For your viewing enjoyment, I’ve posted some shots of Busan’s Samgwangsa Temple I took Sunday evening.
The lanterns should be up until tomorrow evening.
And at my Tumblr blog, I’ve posted some shots of Seoul at night taken from the peak of Gangnam’s Mt. Guryongsan.
Over at my Tumblr, I’ve got some shots taken over the last couple of evenings at Seoul Station, Mt. Namsan and the Hangang River.
Came across this Reuters/Yonhap photo taken last month during the Korea—US Key Resolve exercise while at the office yesterday.
For your viewing pleasure, I posted a shot of Yeouido’s cherry blossoms I took last night at my Tumblr photoblog.
For your viewing enjoyment, I’ve posted some photos of cherry blossoms and a very nice Insa-dong teahouse at my Tumblr photoblog.
- MUST READ: Stephanie Wood penned a wonderful story on the great K-pop machine. Here’s just a sample:
American-born Nathan McMurray, 37, a long-term Seoul resident and lawyer who has a Korean wife and who blogs about Korean culture, remembers a time when things were different. “What we have today is not what existed 10 years ago in Korea,” he says. “When I first came to Korea, we had independent acts that worked their way up … just like any other music scene. Older Korean music was subversive, it had challenging messages … and it was moving.” Does K-pop last? No, says McMurray. “It’s confectionery. It’s candy. It’s something that tastes good for two seconds, then you’re sorry you ate it.”
SBS PopAsia host Jamaica dela Cruz might choose to pick a fight with naysayers like McMurray. For her, there’s nothing wrong with the manufactured nature of K-pop. “It’s showbiz, babe,” says dela Cruz. “Dress up for me, give me costumes and she-bam! It’s entertainment, so entertain!”
– If you haven’t already seen them, check out these photos of Seoul in the Guardian by Mike Beech, one of the guys who runs online magazine Chincha.

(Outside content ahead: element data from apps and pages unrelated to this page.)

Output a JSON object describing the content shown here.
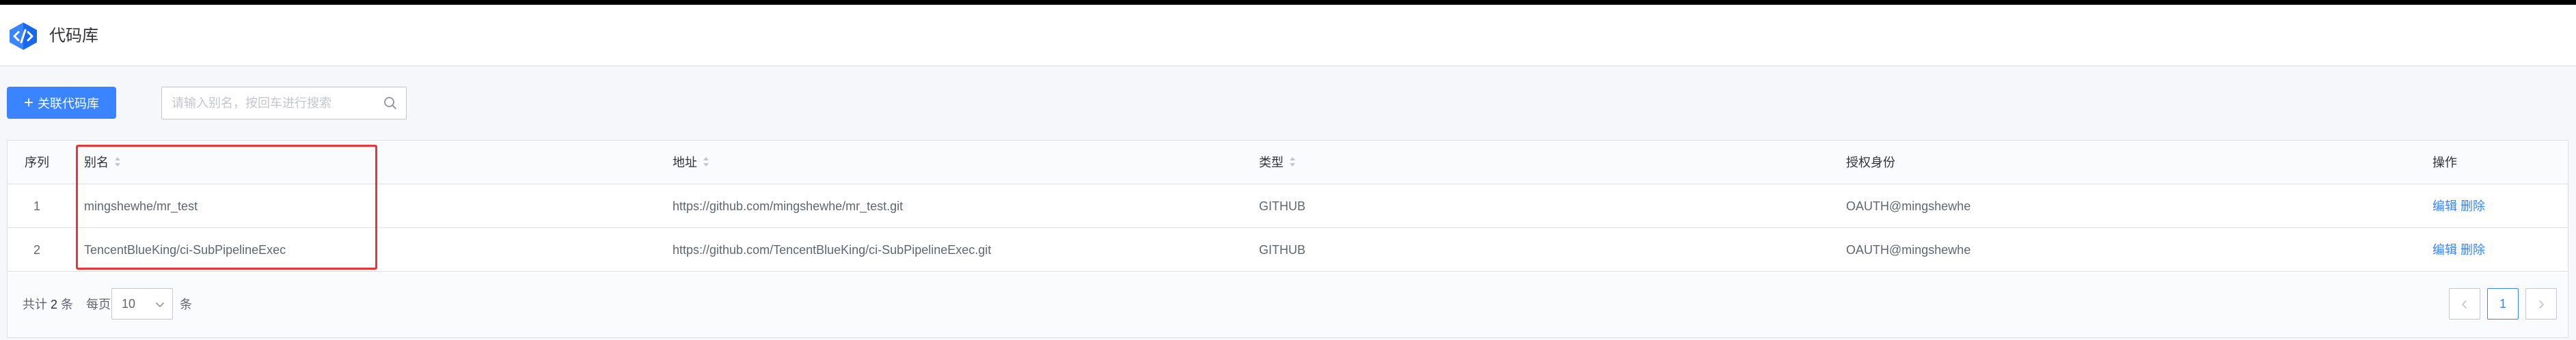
{
  "header": {
    "title": "代码库"
  },
  "toolbar": {
    "add_label": "关联代码库",
    "search_placeholder": "请输入别名，按回车进行搜索"
  },
  "table": {
    "columns": [
      "序列",
      "别名",
      "地址",
      "类型",
      "授权身份",
      "操作"
    ],
    "rows": [
      {
        "index": "1",
        "alias": "mingshewhe/mr_test",
        "url": "https://github.com/mingshewhe/mr_test.git",
        "type": "GITHUB",
        "auth": "OAUTH@mingshewhe",
        "edit": "编辑",
        "delete": "删除"
      },
      {
        "index": "2",
        "alias": "TencentBlueKing/ci-SubPipelineExec",
        "url": "https://github.com/TencentBlueKing/ci-SubPipelineExec.git",
        "type": "GITHUB",
        "auth": "OAUTH@mingshewhe",
        "edit": "编辑",
        "delete": "删除"
      }
    ]
  },
  "pagination": {
    "total_prefix": "共计",
    "total_count": "2",
    "total_suffix": "条",
    "per_page_label": "每页",
    "limit": "10",
    "per_page_unit": "条",
    "current_page": "1"
  },
  "colors": {
    "primary": "#3a84ff",
    "highlight": "#ea3636"
  }
}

In the 30s, serious intellectuals traveled to the Soviet Union to hail it as the future of humanity. In the 60s and 70s, writers, actors & other assorted glitterati went to Cuba to be schmoozed by El Jefe. And now North Korea has hauled in…a retired basketball player with a penchant for shock publicity. The quality of useful idiots is on a definite downward trajectory.

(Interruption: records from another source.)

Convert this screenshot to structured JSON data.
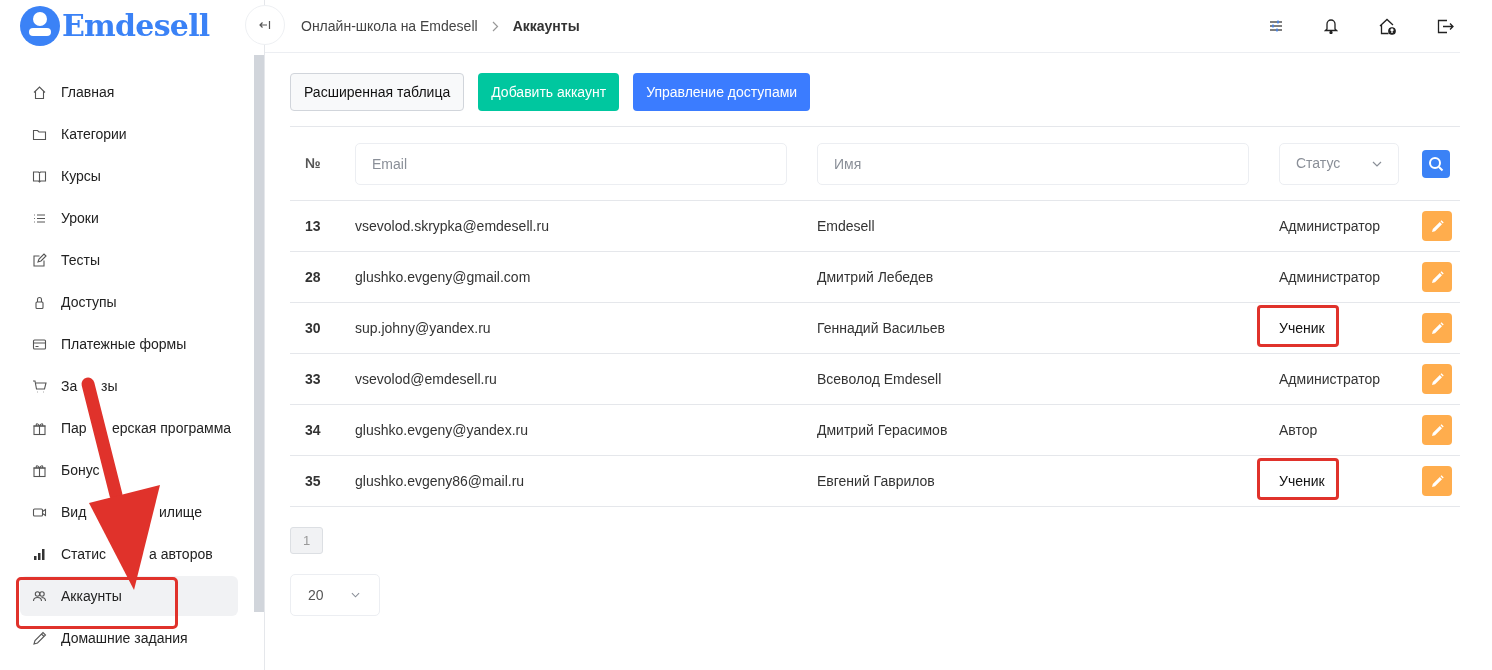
{
  "logo": {
    "text": "Emdesell"
  },
  "sidebar": {
    "items": [
      {
        "label": "Главная",
        "selected": false
      },
      {
        "label": "Категории",
        "selected": false
      },
      {
        "label": "Курсы",
        "selected": false
      },
      {
        "label": "Уроки",
        "selected": false
      },
      {
        "label": "Тесты",
        "selected": false
      },
      {
        "label": "Доступы",
        "selected": false
      },
      {
        "label": "Платежные формы",
        "selected": false
      },
      {
        "label_parts": [
          "За",
          "зы"
        ],
        "selected": false
      },
      {
        "label_parts": [
          "Пар",
          "ерская программа"
        ],
        "selected": false
      },
      {
        "label": "Бонус",
        "selected": false
      },
      {
        "label_parts": [
          "Вид",
          "илище"
        ],
        "selected": false
      },
      {
        "label_parts": [
          "Статис",
          "а авторов"
        ],
        "selected": false
      },
      {
        "label": "Аккаунты",
        "selected": true
      },
      {
        "label": "Домашние задания",
        "selected": false
      }
    ]
  },
  "breadcrumbs": [
    {
      "label": "Онлайн-школа на Emdesell",
      "current": false
    },
    {
      "label": "Аккаунты",
      "current": true
    }
  ],
  "toolbar": {
    "buttons": [
      {
        "label": "Расширенная таблица",
        "kind": "light"
      },
      {
        "label": "Добавить аккаунт",
        "kind": "green"
      },
      {
        "label": "Управление доступами",
        "kind": "blue"
      }
    ]
  },
  "table": {
    "columns": {
      "number": "№",
      "email_placeholder": "Email",
      "name_placeholder": "Имя",
      "status_placeholder": "Статус"
    },
    "rows": [
      {
        "id": "13",
        "email": "vsevolod.skrypka@emdesell.ru",
        "name": "Emdesell",
        "status": "Администратор",
        "highlighted": false
      },
      {
        "id": "28",
        "email": "glushko.evgeny@gmail.com",
        "name": "Дмитрий Лебедев",
        "status": "Администратор",
        "highlighted": false
      },
      {
        "id": "30",
        "email": "sup.johny@yandex.ru",
        "name": "Геннадий Васильев",
        "status": "Ученик",
        "highlighted": true
      },
      {
        "id": "33",
        "email": "vsevolod@emdesell.ru",
        "name": "Всеволод Emdesell",
        "status": "Администратор",
        "highlighted": false
      },
      {
        "id": "34",
        "email": "glushko.evgeny@yandex.ru",
        "name": "Дмитрий Герасимов",
        "status": "Автор",
        "highlighted": false
      },
      {
        "id": "35",
        "email": "glushko.evgeny86@mail.ru",
        "name": "Евгений Гаврилов",
        "status": "Ученик",
        "highlighted": true
      }
    ]
  },
  "pagination": {
    "pages": [
      {
        "label": "1",
        "selected": true
      }
    ]
  },
  "page_size": {
    "value": "20"
  },
  "annotations": {
    "sidebar_highlight": true,
    "arrow": true
  }
}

– The wife and I went to Bukhansan National Park this weekend. Oh, and we took in yesterday’s sunrise from Mt. Ansan, too. See the Tumblr.
I’ve posted some shots taken (mostly) in the Ikseon-dong district, a neighborhood of old hanok homes near Insa-dong.

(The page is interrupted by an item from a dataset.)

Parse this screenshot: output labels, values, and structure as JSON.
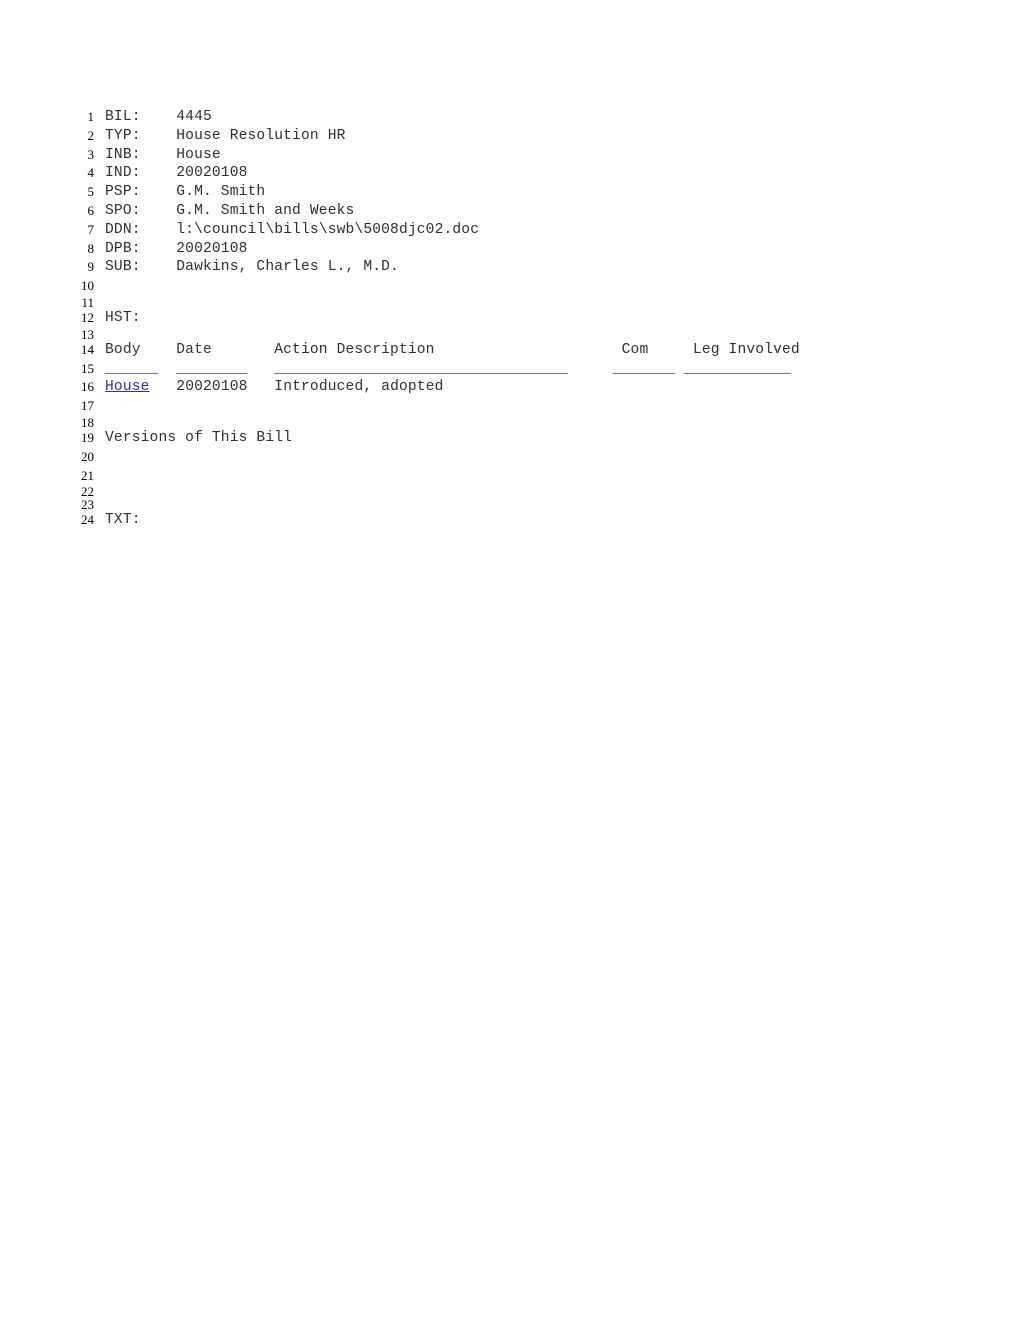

If you do find yourself in the area, be sure to visit Tteuran, one of my favorite tea shops.
I know we’re posted a link to these photos before, but Foreign Policy picked up on a post by Korea Bang of rare color photos of Korea around the time of the Korean War.
At this point, I’d be remiss if I didn’t point out that the publishing company I work for, Seoul Selection, has published a coffee table book of color photographs from the Korean War (Amazon) taken by war correspondent John Rich.
Korea Bang has also posted some more color photos of Korea taken during the 60s, along with netizen reactions. You can see the entire album on Flickr here.
Speaking of photos and Foreign Policy, they’ve also got a photo essay of Instagram photos from Iran. No, it has nothing to do with Korea, but I’m something of an Iranophile, and the city of Isfahan is high up in my top 10 places to visit before I kick. Anyway, my blog.